◆ **WHAT NEEDS TO BE DONE**: Please output every entry below precisely as written.

◆ **DATA SHOWN**:
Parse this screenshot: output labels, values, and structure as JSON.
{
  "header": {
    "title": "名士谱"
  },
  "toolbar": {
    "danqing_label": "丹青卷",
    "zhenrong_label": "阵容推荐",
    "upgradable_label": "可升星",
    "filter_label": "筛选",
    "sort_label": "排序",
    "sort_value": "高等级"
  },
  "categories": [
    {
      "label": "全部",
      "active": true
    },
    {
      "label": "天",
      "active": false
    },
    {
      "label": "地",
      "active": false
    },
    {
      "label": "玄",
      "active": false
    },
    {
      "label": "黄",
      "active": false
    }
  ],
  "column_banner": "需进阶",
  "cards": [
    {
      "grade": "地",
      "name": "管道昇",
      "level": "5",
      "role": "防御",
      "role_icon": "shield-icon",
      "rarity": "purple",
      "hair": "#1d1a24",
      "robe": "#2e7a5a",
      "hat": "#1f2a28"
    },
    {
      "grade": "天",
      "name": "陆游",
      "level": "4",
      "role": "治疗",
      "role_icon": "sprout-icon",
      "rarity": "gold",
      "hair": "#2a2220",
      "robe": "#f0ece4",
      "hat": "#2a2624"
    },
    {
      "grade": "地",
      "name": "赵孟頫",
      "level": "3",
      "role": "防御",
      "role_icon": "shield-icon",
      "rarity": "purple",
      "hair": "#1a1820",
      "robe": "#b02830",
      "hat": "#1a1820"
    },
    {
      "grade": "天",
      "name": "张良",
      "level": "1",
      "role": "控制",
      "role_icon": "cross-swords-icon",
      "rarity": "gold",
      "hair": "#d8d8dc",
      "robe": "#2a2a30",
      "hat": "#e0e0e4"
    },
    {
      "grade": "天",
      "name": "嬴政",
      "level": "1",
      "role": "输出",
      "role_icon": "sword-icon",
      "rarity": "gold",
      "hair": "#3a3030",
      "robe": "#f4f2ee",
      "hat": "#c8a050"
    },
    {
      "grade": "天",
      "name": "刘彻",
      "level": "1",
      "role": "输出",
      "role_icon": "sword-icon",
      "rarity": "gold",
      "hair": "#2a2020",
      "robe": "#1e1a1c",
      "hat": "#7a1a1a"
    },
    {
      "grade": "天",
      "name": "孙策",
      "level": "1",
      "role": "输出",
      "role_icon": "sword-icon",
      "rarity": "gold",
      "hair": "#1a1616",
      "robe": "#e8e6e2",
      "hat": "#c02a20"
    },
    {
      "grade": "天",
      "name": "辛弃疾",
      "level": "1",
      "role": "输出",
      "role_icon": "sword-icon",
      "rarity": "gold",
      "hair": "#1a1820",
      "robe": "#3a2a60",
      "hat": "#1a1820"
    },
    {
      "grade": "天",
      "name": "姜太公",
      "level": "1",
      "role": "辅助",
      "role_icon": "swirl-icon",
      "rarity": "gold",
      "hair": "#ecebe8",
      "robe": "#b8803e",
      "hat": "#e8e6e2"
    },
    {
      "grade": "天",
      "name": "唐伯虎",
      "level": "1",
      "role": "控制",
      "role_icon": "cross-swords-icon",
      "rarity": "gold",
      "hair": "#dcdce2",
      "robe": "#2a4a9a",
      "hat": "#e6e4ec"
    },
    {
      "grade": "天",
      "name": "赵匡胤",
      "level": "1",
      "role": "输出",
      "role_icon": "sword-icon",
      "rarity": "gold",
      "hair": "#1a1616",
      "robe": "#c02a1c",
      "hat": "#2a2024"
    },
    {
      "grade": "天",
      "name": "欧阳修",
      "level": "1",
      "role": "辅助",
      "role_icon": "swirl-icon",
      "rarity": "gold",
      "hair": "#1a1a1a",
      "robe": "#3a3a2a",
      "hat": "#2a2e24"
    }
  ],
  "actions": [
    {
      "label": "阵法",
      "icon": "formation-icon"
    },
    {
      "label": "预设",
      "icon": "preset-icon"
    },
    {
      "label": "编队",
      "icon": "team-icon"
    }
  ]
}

◆ **RESULT**:
Parse this screenshot: output labels, values, and structure as JSON.
{
  "header": {
    "title": "名士谱"
  },
  "toolbar": {
    "danqing_label": "丹青卷",
    "zhenrong_label": "阵容推荐",
    "upgradable_label": "可升星",
    "filter_label": "筛选",
    "sort_label": "排序",
    "sort_value": "高等级"
  },
  "categories": [
    {
      "label": "全部",
      "active": true
    },
    {
      "label": "天",
      "active": false
    },
    {
      "label": "地",
      "active": false
    },
    {
      "label": "玄",
      "active": false
    },
    {
      "label": "黄",
      "active": false
    }
  ],
  "column_banner": "需进阶",
  "cards": [
    {
      "grade": "地",
      "name": "管道昇",
      "level": "5",
      "role": "防御",
      "role_icon": "shield-icon",
      "rarity": "purple",
      "hair": "#1d1a24",
      "robe": "#2e7a5a",
      "hat": "#1f2a28"
    },
    {
      "grade": "天",
      "name": "陆游",
      "level": "4",
      "role": "治疗",
      "role_icon": "sprout-icon",
      "rarity": "gold",
      "hair": "#2a2220",
      "robe": "#f0ece4",
      "hat": "#2a2624"
    },
    {
      "grade": "地",
      "name": "赵孟頫",
      "level": "3",
      "role": "防御",
      "role_icon": "shield-icon",
      "rarity": "purple",
      "hair": "#1a1820",
      "robe": "#b02830",
      "hat": "#1a1820"
    },
    {
      "grade": "天",
      "name": "张良",
      "level": "1",
      "role": "控制",
      "role_icon": "cross-swords-icon",
      "rarity": "gold",
      "hair": "#d8d8dc",
      "robe": "#2a2a30",
      "hat": "#e0e0e4"
    },
    {
      "grade": "天",
      "name": "嬴政",
      "level": "1",
      "role": "输出",
      "role_icon": "sword-icon",
      "rarity": "gold",
      "hair": "#3a3030",
      "robe": "#f4f2ee",
      "hat": "#c8a050"
    },
    {
      "grade": "天",
      "name": "刘彻",
      "level": "1",
      "role": "输出",
      "role_icon": "sword-icon",
      "rarity": "gold",
      "hair": "#2a2020",
      "robe": "#1e1a1c",
      "hat": "#7a1a1a"
    },
    {
      "grade": "天",
      "name": "孙策",
      "level": "1",
      "role": "输出",
      "role_icon": "sword-icon",
      "rarity": "gold",
      "hair": "#1a1616",
      "robe": "#e8e6e2",
      "hat": "#c02a20"
    },
    {
      "grade": "天",
      "name": "辛弃疾",
      "level": "1",
      "role": "输出",
      "role_icon": "sword-icon",
      "rarity": "gold",
      "hair": "#1a1820",
      "robe": "#3a2a60",
      "hat": "#1a1820"
    },
    {
      "grade": "天",
      "name": "姜太公",
      "level": "1",
      "role": "辅助",
      "role_icon": "swirl-icon",
      "rarity": "gold",
      "hair": "#ecebe8",
      "robe": "#b8803e",
      "hat": "#e8e6e2"
    },
    {
      "grade": "天",
      "name": "唐伯虎",
      "level": "1",
      "role": "控制",
      "role_icon": "cross-swords-icon",
      "rarity": "gold",
      "hair": "#dcdce2",
      "robe": "#2a4a9a",
      "hat": "#e6e4ec"
    },
    {
      "grade": "天",
      "name": "赵匡胤",
      "level": "1",
      "role": "输出",
      "role_icon": "sword-icon",
      "rarity": "gold",
      "hair": "#1a1616",
      "robe": "#c02a1c",
      "hat": "#2a2024"
    },
    {
      "grade": "天",
      "name": "欧阳修",
      "level": "1",
      "role": "辅助",
      "role_icon": "swirl-icon",
      "rarity": "gold",
      "hair": "#1a1a1a",
      "robe": "#3a3a2a",
      "hat": "#2a2e24"
    }
  ],
  "actions": [
    {
      "label": "阵法",
      "icon": "formation-icon"
    },
    {
      "label": "预设",
      "icon": "preset-icon"
    },
    {
      "label": "编队",
      "icon": "team-icon"
    }
  ]
}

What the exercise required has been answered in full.